- Opening Delimiter -
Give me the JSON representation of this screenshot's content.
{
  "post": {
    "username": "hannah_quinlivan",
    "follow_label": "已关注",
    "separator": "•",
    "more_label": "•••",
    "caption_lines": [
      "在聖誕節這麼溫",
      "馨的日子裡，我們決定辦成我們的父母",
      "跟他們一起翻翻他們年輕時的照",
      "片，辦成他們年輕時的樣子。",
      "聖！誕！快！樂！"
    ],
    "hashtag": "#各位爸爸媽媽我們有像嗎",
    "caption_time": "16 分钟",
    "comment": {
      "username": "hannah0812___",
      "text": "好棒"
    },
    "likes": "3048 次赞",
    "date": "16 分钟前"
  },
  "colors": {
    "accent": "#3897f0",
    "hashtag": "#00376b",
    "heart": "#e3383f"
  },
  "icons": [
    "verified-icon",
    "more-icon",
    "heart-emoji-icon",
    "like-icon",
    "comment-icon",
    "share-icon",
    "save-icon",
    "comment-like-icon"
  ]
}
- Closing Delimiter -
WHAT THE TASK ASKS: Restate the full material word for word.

OUTPUT OF THE EXERCISE:
Give me the JSON representation of this screenshot's content.
{
  "post": {
    "username": "hannah_quinlivan",
    "follow_label": "已关注",
    "separator": "•",
    "more_label": "•••",
    "caption_lines": [
      "在聖誕節這麼溫",
      "馨的日子裡，我們決定辦成我們的父母",
      "跟他們一起翻翻他們年輕時的照",
      "片，辦成他們年輕時的樣子。",
      "聖！誕！快！樂！"
    ],
    "hashtag": "#各位爸爸媽媽我們有像嗎",
    "caption_time": "16 分钟",
    "comment": {
      "username": "hannah0812___",
      "text": "好棒"
    },
    "likes": "3048 次赞",
    "date": "16 分钟前"
  },
  "colors": {
    "accent": "#3897f0",
    "hashtag": "#00376b",
    "heart": "#e3383f"
  },
  "icons": [
    "verified-icon",
    "more-icon",
    "heart-emoji-icon",
    "like-icon",
    "comment-icon",
    "share-icon",
    "save-icon",
    "comment-like-icon"
  ]
}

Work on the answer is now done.